__GIVEN RECORDS__:
──────────

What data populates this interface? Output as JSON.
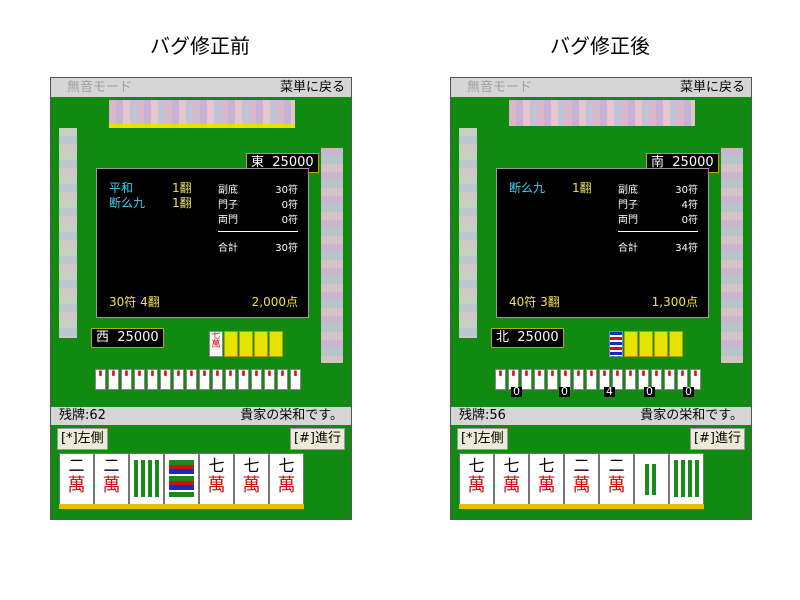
{
  "captions": {
    "before": "バグ修正前",
    "after": "バグ修正後"
  },
  "screens": [
    {
      "topbar": {
        "mute": "無音モード",
        "back": "菜単に戻る"
      },
      "east_tag": {
        "wind": "東",
        "score": "25000"
      },
      "west_tag": {
        "wind": "西",
        "score": "25000"
      },
      "dialog": {
        "yaku": [
          {
            "name": "平和",
            "han": "1翻"
          },
          {
            "name": "断么九",
            "han": "1翻"
          }
        ],
        "fu": [
          {
            "label": "副底",
            "value": "30符"
          },
          {
            "label": "門子",
            "value": "0符"
          },
          {
            "label": "両門",
            "value": "0符"
          }
        ],
        "total_label": "合計",
        "total_value": "30符",
        "summary": "30符 4翻",
        "points": "2,000点"
      },
      "status": {
        "left": "残牌:62",
        "right": "貴家の栄和です。"
      },
      "softkeys": {
        "left": "[*]左側",
        "right": "[#]進行"
      },
      "hand": [
        {
          "num": "二",
          "suit": "萬"
        },
        {
          "num": "二",
          "suit": "萬"
        },
        {
          "num": "",
          "suit": "bamboo"
        },
        {
          "num": "",
          "suit": "bamboo-mix"
        },
        {
          "num": "七",
          "suit": "萬"
        },
        {
          "num": "七",
          "suit": "萬"
        },
        {
          "num": "七",
          "suit": "萬"
        }
      ],
      "win_tile": {
        "num": "七",
        "suit": "萬"
      }
    },
    {
      "topbar": {
        "mute": "無音モード",
        "back": "菜単に戻る"
      },
      "east_tag": {
        "wind": "南",
        "score": "25000"
      },
      "west_tag": {
        "wind": "北",
        "score": "25000"
      },
      "dialog": {
        "yaku": [
          {
            "name": "断么九",
            "han": "1翻"
          }
        ],
        "fu": [
          {
            "label": "副底",
            "value": "30符"
          },
          {
            "label": "門子",
            "value": "4符"
          },
          {
            "label": "両門",
            "value": "0符"
          }
        ],
        "total_label": "合計",
        "total_value": "34符",
        "summary": "40符 3翻",
        "points": "1,300点"
      },
      "status": {
        "left": "残牌:56",
        "right": "貴家の栄和です。"
      },
      "softkeys": {
        "left": "[*]左側",
        "right": "[#]進行"
      },
      "hand": [
        {
          "num": "七",
          "suit": "萬"
        },
        {
          "num": "七",
          "suit": "萬"
        },
        {
          "num": "七",
          "suit": "萬"
        },
        {
          "num": "二",
          "suit": "萬"
        },
        {
          "num": "二",
          "suit": "萬"
        },
        {
          "num": "",
          "suit": "bamboo"
        },
        {
          "num": "",
          "suit": "bamboo"
        }
      ],
      "discard_counts": [
        "0",
        "0",
        "4",
        "0",
        "0"
      ]
    }
  ],
  "colors": {
    "table_green": "#118a11",
    "yaku_cyan": "#3fd0f0",
    "gold_text": "#f0e050",
    "tile_red": "#d01010",
    "tile_green": "#1a8a1a"
  }
}
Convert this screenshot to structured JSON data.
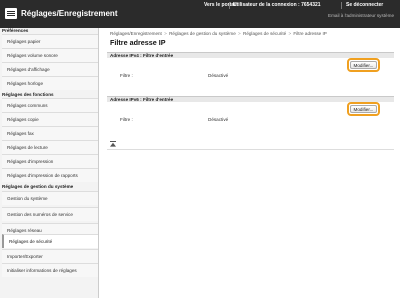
{
  "header": {
    "title": "Réglages/Enregistrement",
    "portal_link": "Vers le portail",
    "login_user_label": "Utilisateur de la connexion : ",
    "login_user_value": "7654321",
    "logout_link": "Se déconnecter",
    "admin_email_link": "Email à l'administrateur système"
  },
  "sidebar": {
    "group_preferences": "Préférences",
    "items_preferences": [
      "Réglages papier",
      "Réglages volume sonore",
      "Réglages d'affichage",
      "Réglages horloge"
    ],
    "group_functions": "Réglages des fonctions",
    "items_functions": [
      "Réglages communs",
      "Réglages copie",
      "Réglages fax",
      "Réglages de lecture",
      "Réglages d'impression",
      "Réglages d'impression de rapports"
    ],
    "group_management": "Réglages de gestion du système",
    "items_management": [
      "Gestion du système",
      "Gestion des numéros de service",
      "Réglages réseau",
      "Réglages de sécurité",
      "Importer/Exporter",
      "Initialiser informations de réglages"
    ]
  },
  "breadcrumb": {
    "items": [
      "Réglages/Enregistrement",
      "Réglages de gestion du système",
      "Réglages de sécurité",
      "Filtre adresse IP"
    ],
    "separator": ">"
  },
  "page_title": "Filtre adresse IP",
  "sections": [
    {
      "title": "Adresse IPv4 : Filtre d'entrée",
      "field_label": "Filtre :",
      "field_value": "Désactivé",
      "button_label": "Modifier..."
    },
    {
      "title": "Adresse IPv6 : Filtre d'entrée",
      "field_label": "Filtre :",
      "field_value": "Désactivé",
      "button_label": "Modifier..."
    }
  ],
  "icons": {
    "brand": "settings-registration-icon",
    "back_to_top": "back-to-top-icon"
  },
  "colors": {
    "header_bg": "#2b2b2b",
    "highlight": "#f0a020",
    "sidebar_bg": "#f3f3f3"
  }
}
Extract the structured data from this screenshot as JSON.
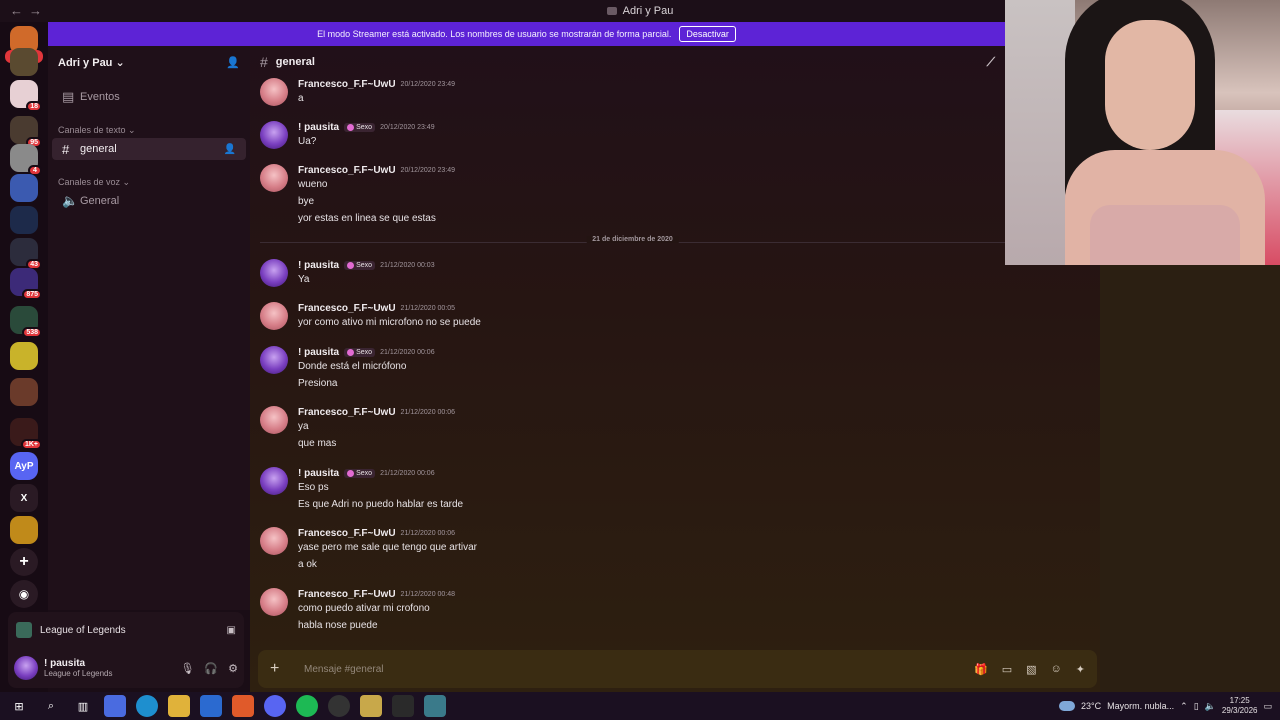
{
  "window": {
    "title": "Adri y Pau"
  },
  "streamer_banner": {
    "text": "El modo Streamer está activado. Los nombres de usuario se mostrarán de forma parcial.",
    "button": "Desactivar"
  },
  "guild_bar": {
    "new_badge": "NUEVO",
    "badges": [
      "18",
      "95",
      "4",
      "43",
      "875",
      "538",
      "1K+"
    ],
    "ayp_label": "AyP",
    "x_label": "X"
  },
  "sidebar": {
    "server_name": "Adri y Pau",
    "events_label": "Eventos",
    "text_category": "Canales de texto",
    "text_channel": "general",
    "voice_category": "Canales de voz",
    "voice_channel": "General"
  },
  "activity": {
    "game": "League of Legends"
  },
  "user_panel": {
    "name": "! pausita",
    "status": "League of Legends"
  },
  "channel_header": {
    "name": "general"
  },
  "date_divider": "21 de diciembre de 2020",
  "messages": [
    {
      "author": "Francesco_F.F~UwU",
      "time": "20/12/2020 23:49",
      "tag": "",
      "lines": [
        "a"
      ]
    },
    {
      "author": "! pausita",
      "time": "20/12/2020 23:49",
      "tag": "Sexo",
      "lines": [
        "Ua?"
      ]
    },
    {
      "author": "Francesco_F.F~UwU",
      "time": "20/12/2020 23:49",
      "tag": "",
      "lines": [
        "wueno",
        "bye",
        "yor estas en linea se que estas"
      ]
    },
    {
      "author": "! pausita",
      "time": "21/12/2020 00:03",
      "tag": "Sexo",
      "lines": [
        "Ya"
      ]
    },
    {
      "author": "Francesco_F.F~UwU",
      "time": "21/12/2020 00:05",
      "tag": "",
      "lines": [
        "yor como ativo mi microfono no se puede"
      ]
    },
    {
      "author": "! pausita",
      "time": "21/12/2020 00:06",
      "tag": "Sexo",
      "lines": [
        "Donde está el micrófono",
        "Presiona"
      ]
    },
    {
      "author": "Francesco_F.F~UwU",
      "time": "21/12/2020 00:06",
      "tag": "",
      "lines": [
        "ya",
        "que mas"
      ]
    },
    {
      "author": "! pausita",
      "time": "21/12/2020 00:06",
      "tag": "Sexo",
      "lines": [
        "Eso ps",
        "Es que Adri no puedo hablar es tarde"
      ]
    },
    {
      "author": "Francesco_F.F~UwU",
      "time": "21/12/2020 00:06",
      "tag": "",
      "lines": [
        "yase pero me sale que tengo que artivar",
        "a ok"
      ]
    },
    {
      "author": "Francesco_F.F~UwU",
      "time": "21/12/2020 00:48",
      "tag": "",
      "lines": [
        "como puedo ativar mi crofono",
        "habla nose puede"
      ]
    }
  ],
  "composer": {
    "placeholder": "Mensaje #general"
  },
  "taskbar": {
    "weather": "23°C",
    "weather_desc": "Mayorm. nubla...",
    "time": "17:25",
    "date": "29/3/2026"
  }
}
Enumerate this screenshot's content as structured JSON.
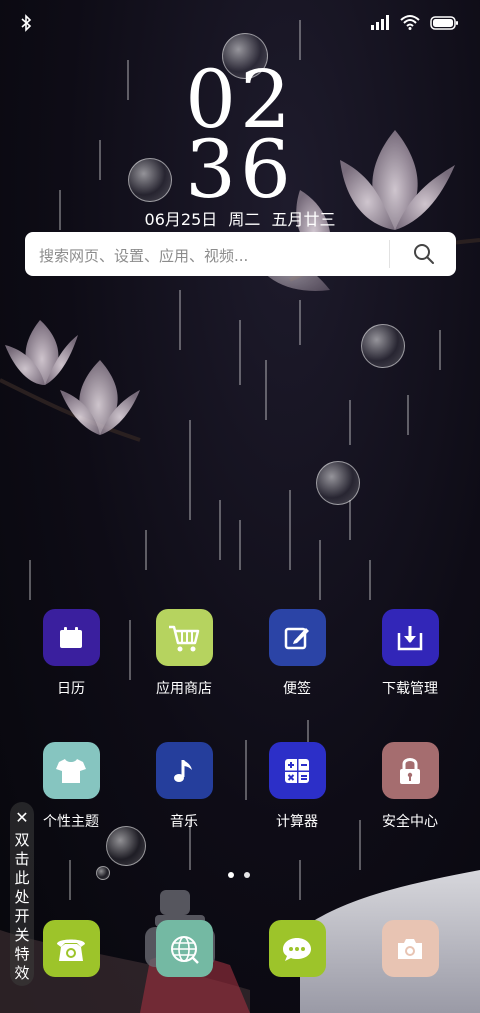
{
  "status_bar": {
    "left_icons": [
      "bluetooth-icon"
    ],
    "right_icons": [
      "cell-signal-icon",
      "wifi-icon",
      "battery-icon"
    ]
  },
  "clock": {
    "hour": "02",
    "minute": "36"
  },
  "date": {
    "text": "06月25日  周二  五月廿三"
  },
  "search": {
    "placeholder": "搜索网页、设置、应用、视频...",
    "icon": "search-icon"
  },
  "apps": [
    {
      "label": "日历",
      "icon": "calendar-icon",
      "color": "#3a1f9e"
    },
    {
      "label": "应用商店",
      "icon": "shopping-cart-icon",
      "color": "#b6d35f"
    },
    {
      "label": "便签",
      "icon": "edit-note-icon",
      "color": "#2b44a6"
    },
    {
      "label": "下载管理",
      "icon": "download-icon",
      "color": "#3226b8"
    },
    {
      "label": "个性主题",
      "icon": "tshirt-icon",
      "color": "#86c5c0"
    },
    {
      "label": "音乐",
      "icon": "music-note-icon",
      "color": "#253e9c"
    },
    {
      "label": "计算器",
      "icon": "calculator-icon",
      "color": "#2c2fc8"
    },
    {
      "label": "安全中心",
      "icon": "lock-icon",
      "color": "#a56d6f"
    }
  ],
  "page_indicator": {
    "pages": 2,
    "current": 1
  },
  "dock": [
    {
      "icon": "phone-icon",
      "color": "#9dc42a"
    },
    {
      "icon": "browser-globe-icon",
      "color": "#74b9a3"
    },
    {
      "icon": "message-icon",
      "color": "#9dc42a"
    },
    {
      "icon": "camera-icon",
      "color": "#e8c4b3"
    }
  ],
  "side_toggle": {
    "close": "✕",
    "text": "双击此处开关特效"
  }
}
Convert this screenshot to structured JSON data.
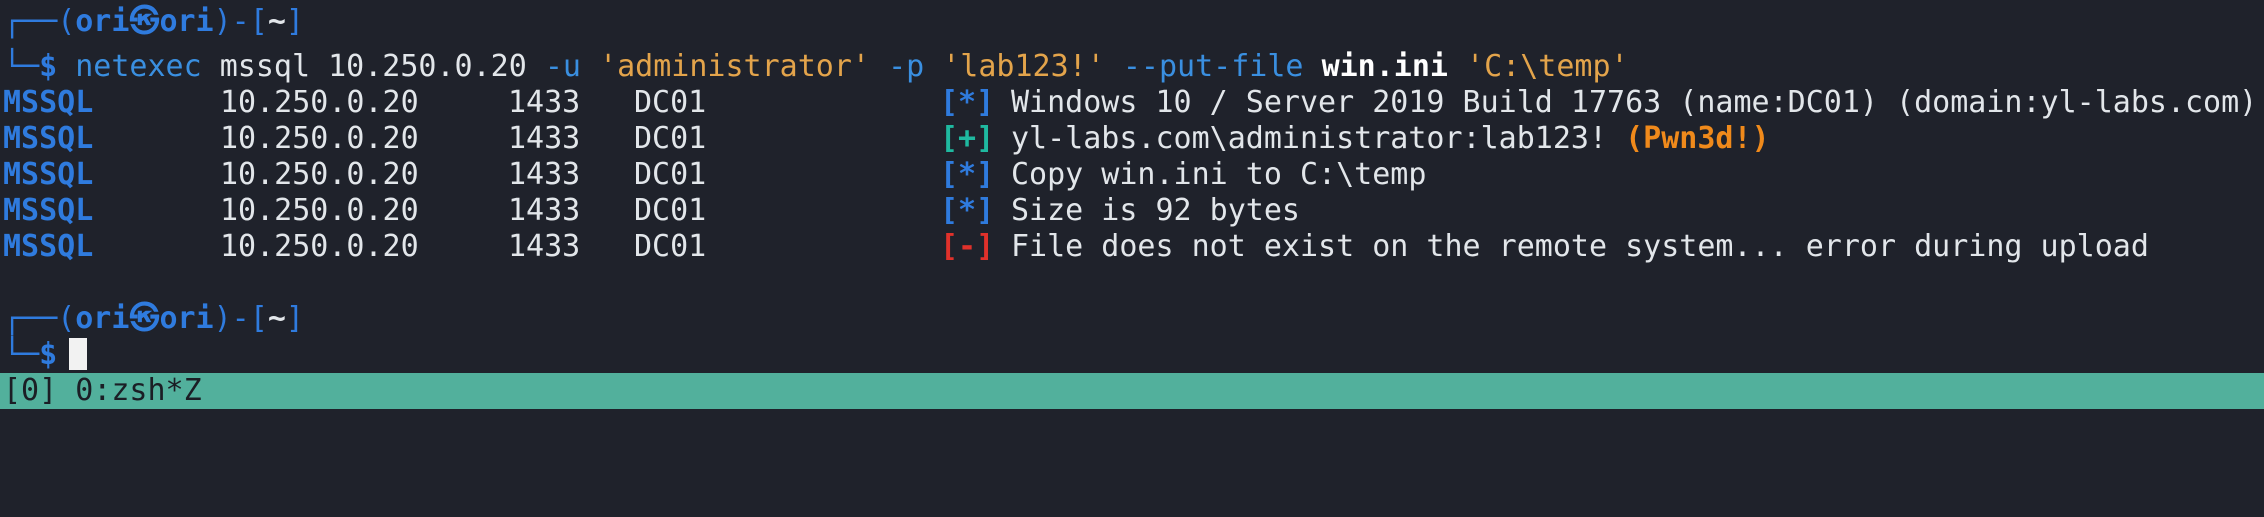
{
  "prompt": {
    "corner_top": "┌──",
    "corner_bottom": "└─",
    "user": "ori",
    "at_symbol": "㉿",
    "host": "ori",
    "dir": "~",
    "dollar": "$"
  },
  "command": {
    "bin": "netexec",
    "proto": "mssql",
    "target": "10.250.0.20",
    "flag_user": "-u",
    "user": "'administrator'",
    "flag_pass": "-p",
    "pass": "'lab123!'",
    "flag_put": "--put-file",
    "file": "win.ini",
    "dest": "'C:\\temp'"
  },
  "output_rows": [
    {
      "proto": "MSSQL",
      "ip": "10.250.0.20",
      "port": "1433",
      "host": "DC01",
      "marker": "[*]",
      "status": "info",
      "message": "Windows 10 / Server 2019 Build 17763 (name:DC01) (domain:yl-labs.com)",
      "extra": ""
    },
    {
      "proto": "MSSQL",
      "ip": "10.250.0.20",
      "port": "1433",
      "host": "DC01",
      "marker": "[+]",
      "status": "success",
      "message": "yl-labs.com\\administrator:lab123! ",
      "extra": "(Pwn3d!)"
    },
    {
      "proto": "MSSQL",
      "ip": "10.250.0.20",
      "port": "1433",
      "host": "DC01",
      "marker": "[*]",
      "status": "info",
      "message": "Copy win.ini to C:\\temp",
      "extra": ""
    },
    {
      "proto": "MSSQL",
      "ip": "10.250.0.20",
      "port": "1433",
      "host": "DC01",
      "marker": "[*]",
      "status": "info",
      "message": "Size is 92 bytes",
      "extra": ""
    },
    {
      "proto": "MSSQL",
      "ip": "10.250.0.20",
      "port": "1433",
      "host": "DC01",
      "marker": "[-]",
      "status": "error",
      "message": "File does not exist on the remote system... error during upload",
      "extra": ""
    }
  ],
  "statusbar": {
    "text": "[0] 0:zsh*Z"
  },
  "colors": {
    "background": "#1f222b",
    "prompt_blue": "#2f7bde",
    "string_orange": "#e3a44b",
    "success_green": "#1fb9a0",
    "error_red": "#e0312b",
    "pwned_orange": "#f08a1b",
    "statusbar_bg": "#52b09c"
  }
}
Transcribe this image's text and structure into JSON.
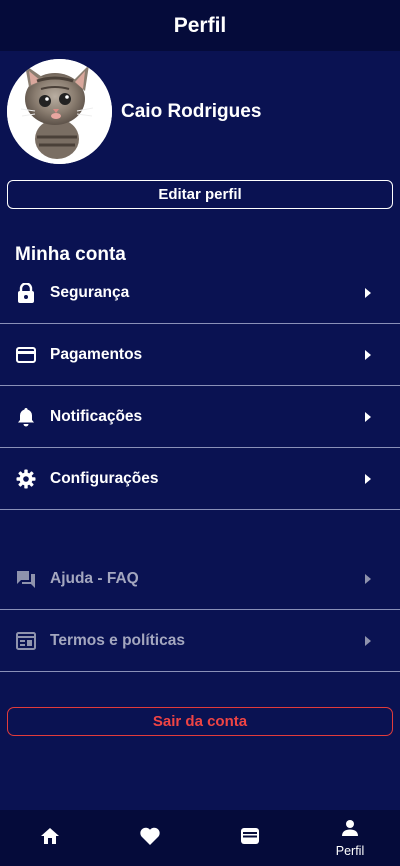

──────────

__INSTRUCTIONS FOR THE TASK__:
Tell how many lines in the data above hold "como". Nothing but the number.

__WRITTEN RESPONSE__:
2